• Raising community awareness about dry sweeping driveways, mopping up oil spills and putting waste in a bin;
• Being “green” consumers when shopping and thinking about the effects of purchases on our coastal and marine environment; and
• Supporting others to make informed decisions about what can, and cannot, be disposed of safely at home.
Join the Marine and Coastal Community Network or Threatened Species Network. Become involved in activities to conserve and manage the marine and coastal areas. Alternatively, investigate involvement in the MESA Coasts and Marine Schools Project. See http://www.mesa.edu.au/
Ask students to complete a self–assessment and reflection activity using the following questions:
• What is the most important thing I have learned about the species living in marine areas? (P – 10)
• What is the one thing I have learned about myself and how I might treat marine environments? (5 – 10)
• What can I do at home to protect places these and the animals that live within them? (P –10)
• What would I still like to find out about the sawfish and similar threatened species? (P –10)
• With which piece of my work am I most satisfied? Why? (5 – 10)
Identifying emerging issues
Following a period of reflection, students could engage in group discussions about how to deal with unresolved questions, and initiate a further investigation.
Setting a task
Explain to the class that in groups their task is prepare either a multi-media presentation, a report or a brochure which conveys detailed information about the:
• Current use;
• Future uses; and the
• Management of Queensland’s Great Barrier Reef and coastal zones.
Students in groups discuss and record why they think it is important to find out about the sawfish, both now and in the future.
Ask these questions:
• Why do you think this study could help you in the future?
• What patterns can you see when you look at how the sawfish has been impacted on now and in the past?
• Do you think the sawfish will live sustainably in the future?
Introduce the concept of sustainable management. In groups, students consider one or all of the following questions, and prepare an ‘effects wheel’ to illustrate their preliminary thoughts about the issue:
• If we find a balance between meeting our present needs for resources while conserving natural resources and protecting the environment for the benefit of future generations, what might this mean for the future?
• If technology enables us to access the sea more easily, what might this mean for the animals within it and their surroundings?
• Discuss how to put a monetary ‘value’ on the resources and services provided by the marine environment.
• If we impact on vast areas of sea globally, what are the implications for feeding and breeding areas for fish and crustaceans, or the world’s climate?
Groups report back to the class and record their findings for later class work. Students then compare ideas, identifying similarities and differences, and discussing differences of opinion.
How and why have sawfish numbers changed?
Working in small groups, students describe how and why the sawfish numbers have changed over time.

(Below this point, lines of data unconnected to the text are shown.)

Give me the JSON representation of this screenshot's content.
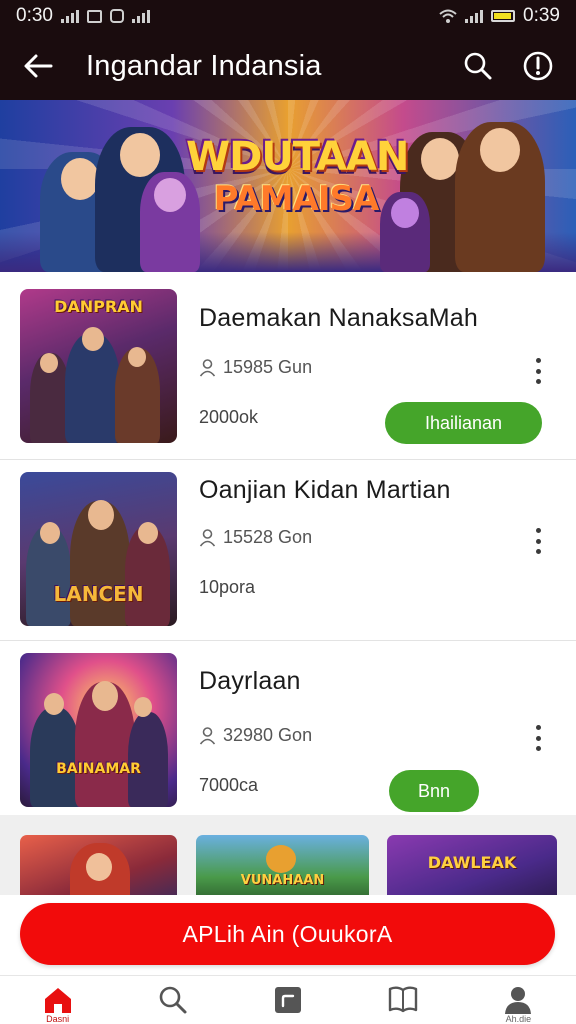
{
  "status_bar": {
    "time_left": "0:30",
    "time_right": "0:39"
  },
  "app_bar": {
    "title": "Ingandar Indansia"
  },
  "banner": {
    "title_line1": "WDUTAAN",
    "title_line2": "PAMAISA"
  },
  "items": [
    {
      "title": "Daemakan NanaksaMah",
      "meta": "15985 Gun",
      "price": "2000ok",
      "button_label": "Ihailianan",
      "thumb_logo": "DANPRAN"
    },
    {
      "title": "Oanjian Kidan Martian",
      "meta": "15528 Gon",
      "price": "10pora",
      "button_label": "",
      "thumb_logo": "LANCEN"
    },
    {
      "title": "Dayrlaan",
      "meta": "32980 Gon",
      "price": "7000ca",
      "button_label": "Bnn",
      "thumb_logo": "BAINAMAR"
    }
  ],
  "strip": {
    "tiles": [
      "",
      "VUNAHAAN",
      "DAWLEAK"
    ]
  },
  "cta": {
    "label": "APLih Ain (OuukorA"
  },
  "bottom_nav": {
    "home_label": "Dasni",
    "profile_label": "Ah.die"
  },
  "colors": {
    "bar_bg": "#1a0c0e",
    "accent_red": "#f20b0b",
    "accent_green": "#45a52a"
  }
}
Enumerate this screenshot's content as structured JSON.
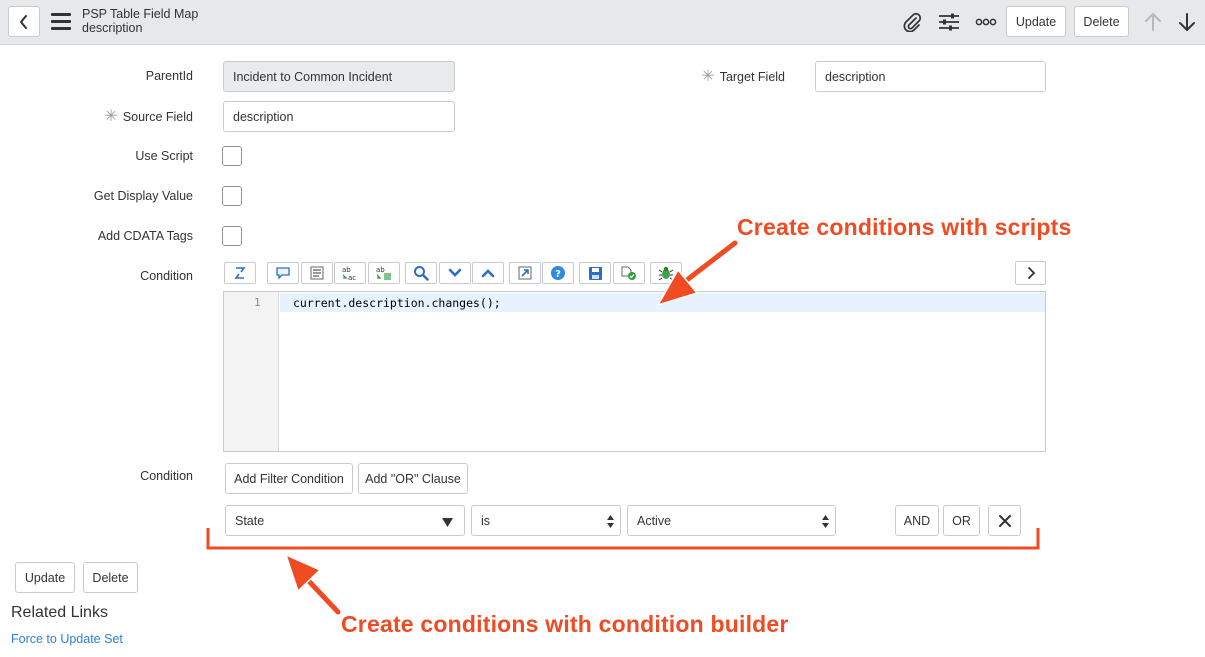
{
  "header": {
    "title_line1": "PSP Table Field Map",
    "title_line2": "description",
    "update_label": "Update",
    "delete_label": "Delete"
  },
  "form": {
    "parent_id": {
      "label": "ParentId",
      "value": "Incident to Common Incident"
    },
    "target_field": {
      "label": "Target Field",
      "value": "description",
      "required": true
    },
    "source_field": {
      "label": "Source Field",
      "value": "description",
      "required": true
    },
    "use_script": {
      "label": "Use Script",
      "checked": false
    },
    "get_display_value": {
      "label": "Get Display Value",
      "checked": false
    },
    "add_cdata_tags": {
      "label": "Add CDATA Tags",
      "checked": false
    },
    "condition_script": {
      "label": "Condition",
      "line_number": "1",
      "code": "current.description.changes();"
    },
    "condition_builder": {
      "label": "Condition",
      "add_filter_label": "Add Filter Condition",
      "add_or_label": "Add \"OR\" Clause",
      "field": "State",
      "operator": "is",
      "value": "Active",
      "and_label": "AND",
      "or_label": "OR"
    }
  },
  "footer": {
    "update_label": "Update",
    "delete_label": "Delete",
    "related_links_title": "Related Links",
    "related_link": "Force to Update Set"
  },
  "annotations": {
    "scripts": "Create conditions with scripts",
    "builder": "Create conditions with condition builder"
  },
  "colors": {
    "header_bg": "#e6e8ea",
    "annotation": "#f04b23",
    "link": "#2d7fd7",
    "toolbar_icon_blue": "#2e6dc2"
  }
}
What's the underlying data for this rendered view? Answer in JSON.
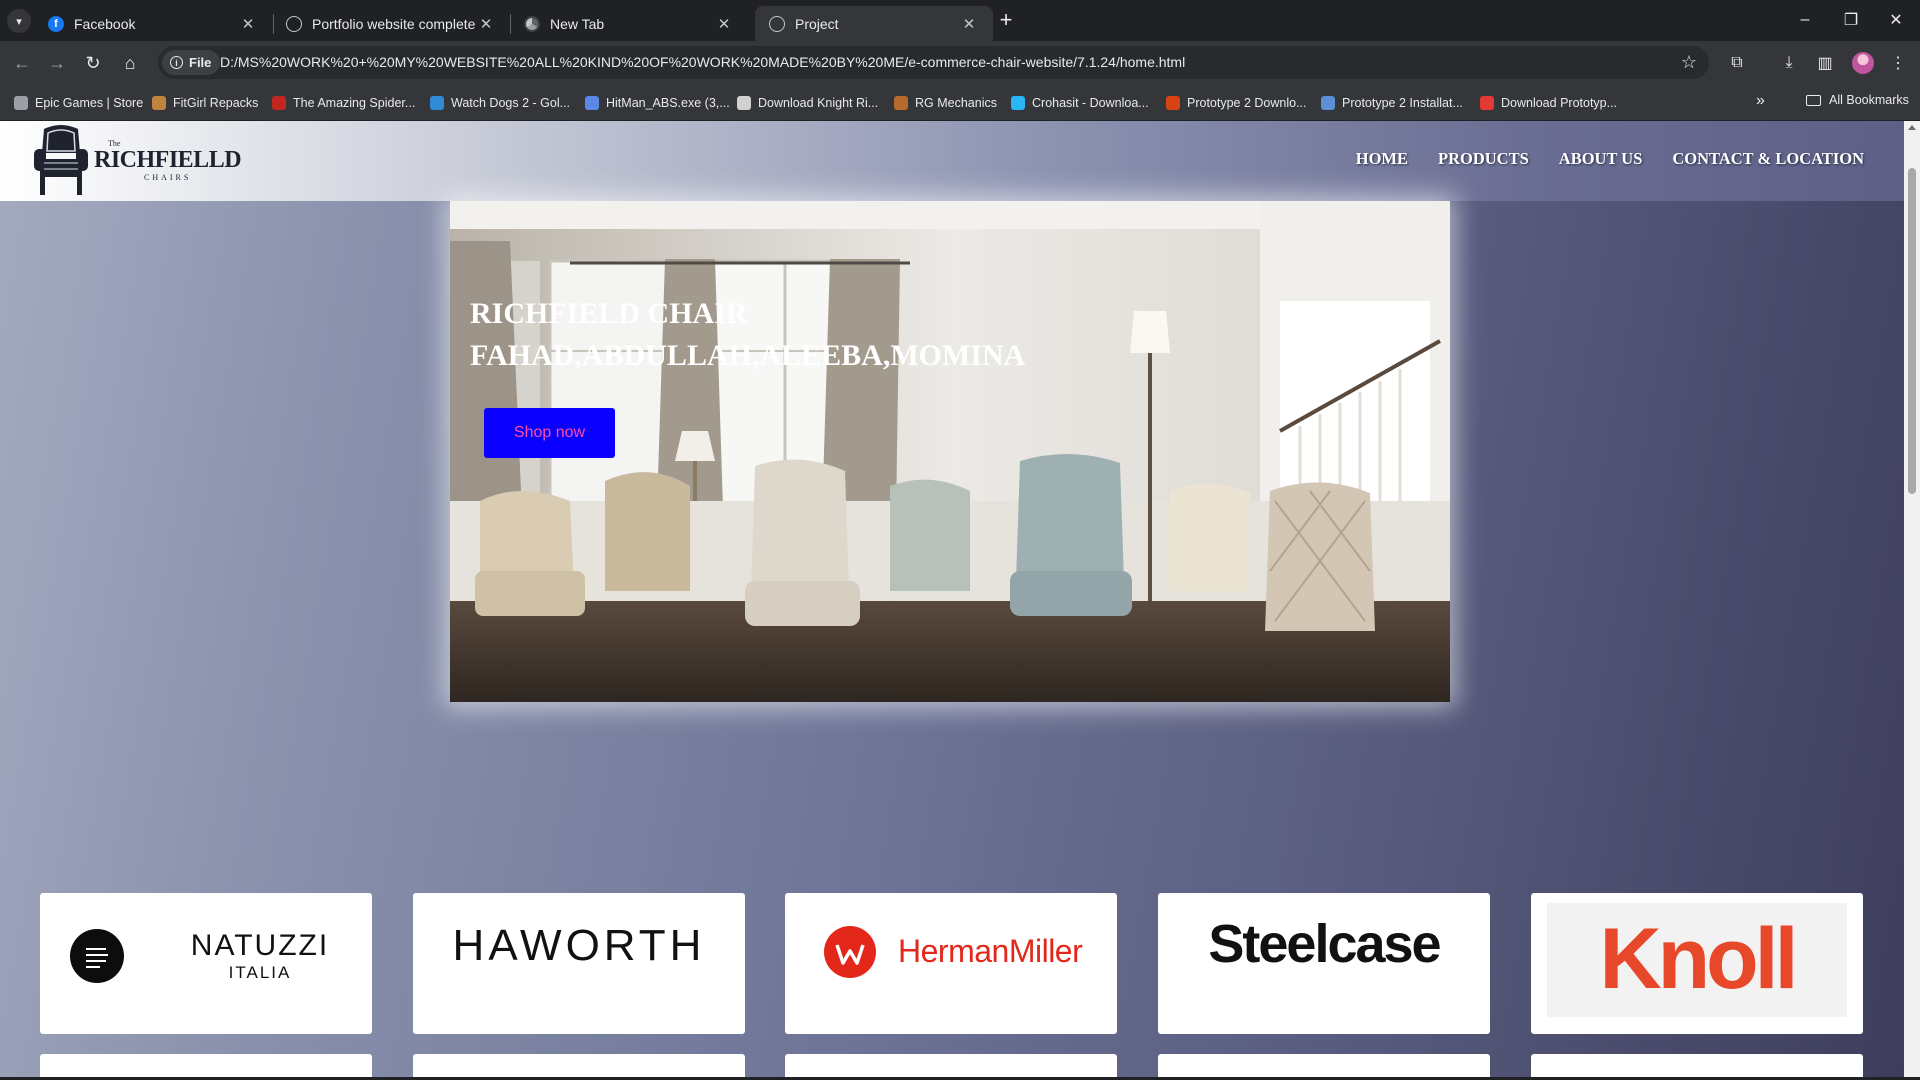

Students discuss some of the possible reasons for of the reduction of Queensland’s sawfish, for example loss of habitat and the effect on water quality.
Students develop a survey to gauge the opinions of Australians about the sawfish. Survey questions could relate to issues such as:
• The value of sawfish;
• Whether respondents have seen a sawfish;
• What people like or dislike about sawfish;
• Why (and/or whether) they think these species are important for their lifestyle or economy;
• Suggestions about initiatives they would like to see happen related to the survival of sawfish (which could include ‘no human activity’);
• Marine management priorities respondents believe should be implemented;
• People they believe should be responsible for undertaking these initiatives and for looking after the sawfish in the future; and
• What could be done to protect sawfish?
Opinion poll analysis
Groups of students analyse the results of their opinion poll. They collate responses to each question and decide how best to present findings, using tables, bar or pie diagrams, graphs, charts or lists.